33 Thomas, D.C. and Cortessis, V. (1992) A Gibbs sampling approach to linkage analysis. Hum. Hered. 42, 63–76

34 Gianola, D. and Fernando, R.L. (1986) Bayesian methods in animal breeding theory. J. Anim. Sci. 63, 217–244

35 Hoeschele, I. et al. (1997) Advances in statistical methods to map quantitative traits. Genetics 147, 1445–1447

36 Janss, L.L.G. et al. (1997) Bayesian statistical analyses for presence of single genes affecting meat quality traits in a crossed pig population. Genetics 145, 395–408

37 Janss, L.L.G. et al. (1993) Application of Gibbs sampling for inference in a mixed major gene-polygenic inheritance model in animal populations. Theor. Appl. Genet. 91, 1137–1147

38 Satagopan, J.M. et al. (1996) A Bayesian approach to detect quantitative trait loci using Markov chain Monte Carlo. Genetics 144, 805–816

39 Sillanpaa, M. and Arjas, E. (1998) Bayesian mapping of multiple quantitative trait loci from incomplete inbred lines. Genetics 148, 1373–1388

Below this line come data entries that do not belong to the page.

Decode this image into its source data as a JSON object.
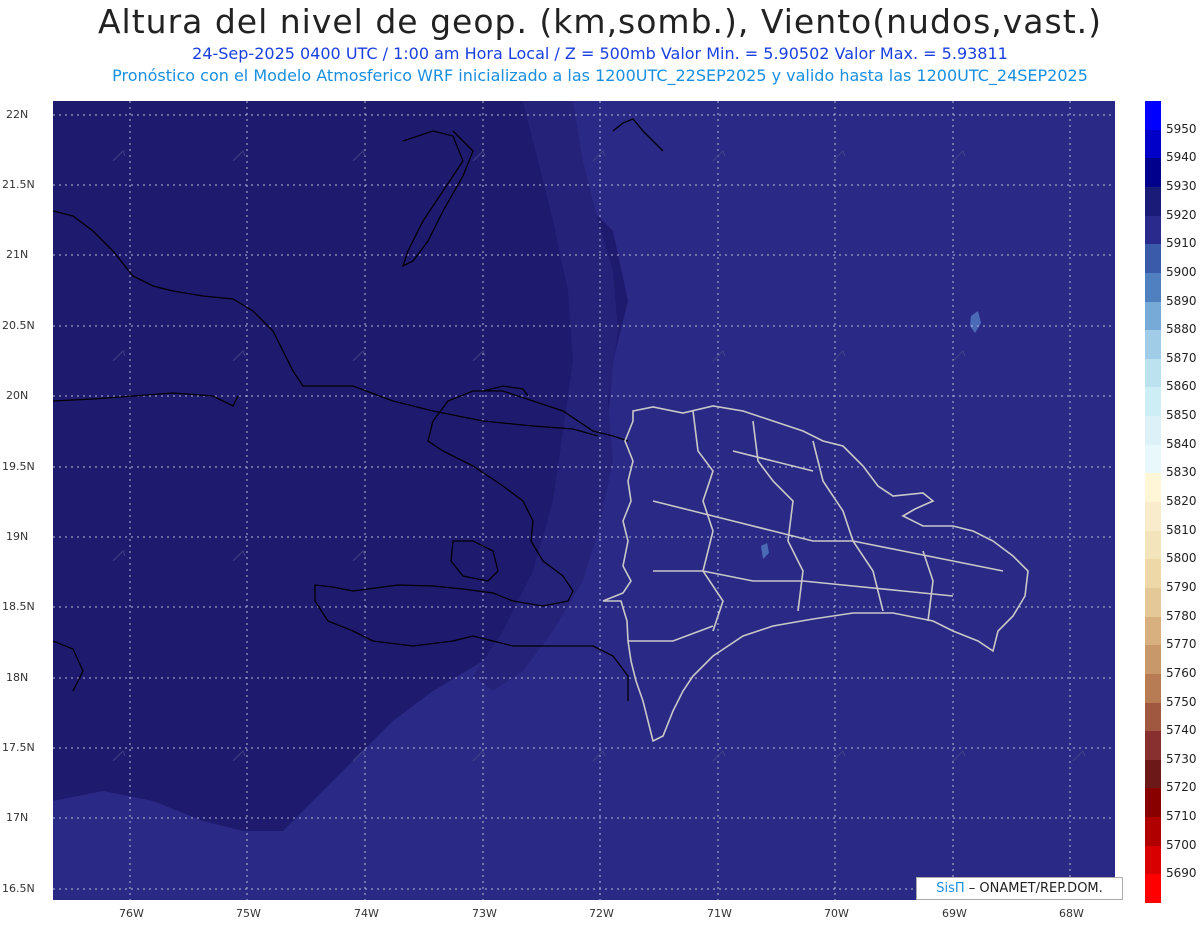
{
  "title": "Altura del nivel de geop. (km,somb.), Viento(nudos,vast.)",
  "subtitle_line1": "24-Sep-2025  0400 UTC / 1:00 am Hora Local / Z = 500mb     Valor Min. = 5.90502  Valor Max. = 5.93811",
  "subtitle_line2": "Pronóstico con el Modelo Atmosferico WRF inicializado a las 1200UTC_22SEP2025 y valido hasta las  1200UTC_24SEP2025",
  "lat_labels": [
    "22N",
    "21.5N",
    "21N",
    "20.5N",
    "20N",
    "19.5N",
    "19N",
    "18.5N",
    "18N",
    "17.5N",
    "17N",
    "16.5N"
  ],
  "lon_labels": [
    "76W",
    "75W",
    "74W",
    "73W",
    "72W",
    "71W",
    "70W",
    "69W",
    "68W"
  ],
  "colorbar": {
    "labels": [
      "5950",
      "5940",
      "5930",
      "5920",
      "5910",
      "5900",
      "5890",
      "5880",
      "5870",
      "5860",
      "5850",
      "5840",
      "5830",
      "5820",
      "5810",
      "5800",
      "5790",
      "5780",
      "5770",
      "5760",
      "5750",
      "5740",
      "5730",
      "5720",
      "5710",
      "5700",
      "5690"
    ],
    "colors": [
      "#0000ff",
      "#0000c8",
      "#00008c",
      "#1a1a78",
      "#2a2a8c",
      "#3a5aaa",
      "#5080c0",
      "#78aad8",
      "#a0cce8",
      "#bce2f0",
      "#cdeef5",
      "#dcf2f8",
      "#e8f8fb",
      "#fff6d8",
      "#f8eccc",
      "#f4e4bc",
      "#eed8a8",
      "#e4c898",
      "#d8b080",
      "#c8986a",
      "#b87c54",
      "#a05840",
      "#883030",
      "#6c1818",
      "#880000",
      "#b00000",
      "#d80000",
      "#ff0000"
    ],
    "accent_map_west": "#1e1a6e",
    "accent_map_east": "#2a2a86"
  },
  "credit": {
    "brand": "SisΠ",
    "text": " – ONAMET/REP.DOM."
  }
}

40 Sorensen, D.A. et al. (1994) Bayesian analysis of genetic change due to selection using Gibbs sampling. Genet. Sell Evol. 26, 333–360

41 Tavernier, A. (1991) Genetic evaluation of horses based on ranks in competitions. Genet. Sell Evol. 23, 159–174

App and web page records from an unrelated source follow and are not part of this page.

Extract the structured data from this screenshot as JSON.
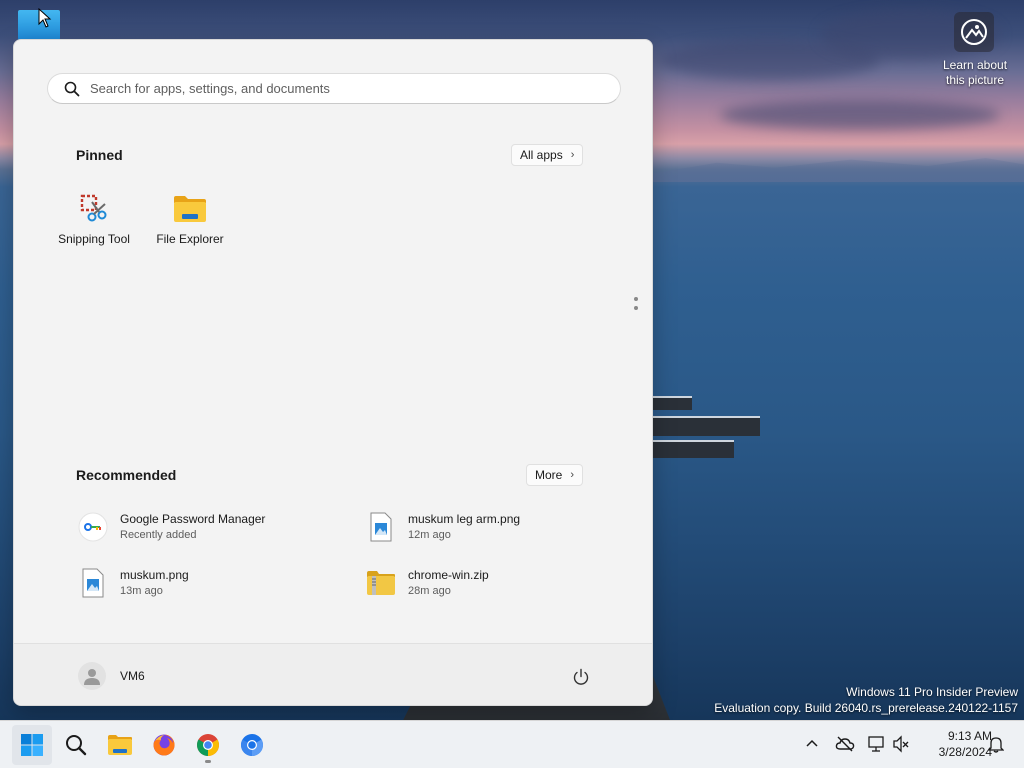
{
  "desktop": {
    "learn_label_line1": "Learn about",
    "learn_label_line2": "this picture",
    "watermark_line1": "Windows 11 Pro Insider Preview",
    "watermark_line2": "Evaluation copy. Build 26040.rs_prerelease.240122-1157"
  },
  "start_menu": {
    "search_placeholder": "Search for apps, settings, and documents",
    "pinned_title": "Pinned",
    "all_apps_label": "All apps",
    "pinned_apps": [
      {
        "label": "Snipping Tool",
        "icon": "snipping-tool-icon"
      },
      {
        "label": "File Explorer",
        "icon": "file-explorer-icon"
      }
    ],
    "recommended_title": "Recommended",
    "more_label": "More",
    "recommended": [
      {
        "name": "Google Password Manager",
        "sub": "Recently added",
        "icon": "key-icon"
      },
      {
        "name": "muskum leg arm.png",
        "sub": "12m ago",
        "icon": "image-file-icon"
      },
      {
        "name": "muskum.png",
        "sub": "13m ago",
        "icon": "image-file-icon"
      },
      {
        "name": "chrome-win.zip",
        "sub": "28m ago",
        "icon": "zip-folder-icon"
      }
    ],
    "user_name": "VM6"
  },
  "taskbar": {
    "apps": [
      "start-icon",
      "search-icon",
      "file-explorer-icon",
      "firefox-icon",
      "chrome-icon",
      "chromium-icon"
    ],
    "time": "9:13 AM",
    "date": "3/28/2024"
  },
  "colors": {
    "accent": "#0067c0",
    "menu_bg": "#f3f3f3",
    "taskbar_bg": "#eef1f4"
  }
}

42 Thomas, D.C. et al. (1997) A Bayesian approach to multipoint mapping in nuclear families. Genet. Epidemiol. 14, 903–908

43 Uimari, P. and Hoeschele, I. (1997) Mapping linked quantitative trait loci using Bayesian analysis and Markov chain Monte Carlo algorithms. Genetics 146, 735–743

44 Uimari, P. et al. (1996) The use of multiple markers in a Bayesian method for mapping quantitative trait loci. Genetics 143, 1831–1842

45 Wang, C. et al. (1994) Response to selection for litter size in Danish landrace pigs: a Bayesian analysis. Theor. Appl. Genet. 88, 220–230

46 Berry, D.A. (1996) Statistics: A Bayesian Perspective, Wadsworth Publishing

47 Berger, J.O. (1985) Statistical Decision Theory and Bayesian Analysis (2nd edn), Springer-Verlag

48 Gelman, A. et al. (1995) Bayesian Data Analysis, Chapman & Hall

49 Cohen, J. (1994) The earth is round (P<0.5) Am. Psychol. 49, 997–1003

50 Hagen, R.L. (1997) In praise of the null hypothesis statistical test. Am. Psychol. 52, 15–24

51 Zaykin, D. et al. (1995) Exact tests for association between alleles at arbitrary numbers of loci. Genetica 96, 169–178

52 Gilks, W.R. et al. (1995) Markov Chain Monte Carlo in Practice, (Chapman & Hall)

53 Gilks, W.R. et al. (1994) A language and program for complex Bayesian modelling. The Statistician 43, 169–178

54 Larget, B. and Simon, D. (1998) Society for Molecular Biology and Evolution, abstract, annual meeting, Vancouver, B.C.

## silencing

Andrew Fire

fire@ mail1.ciwemb.edu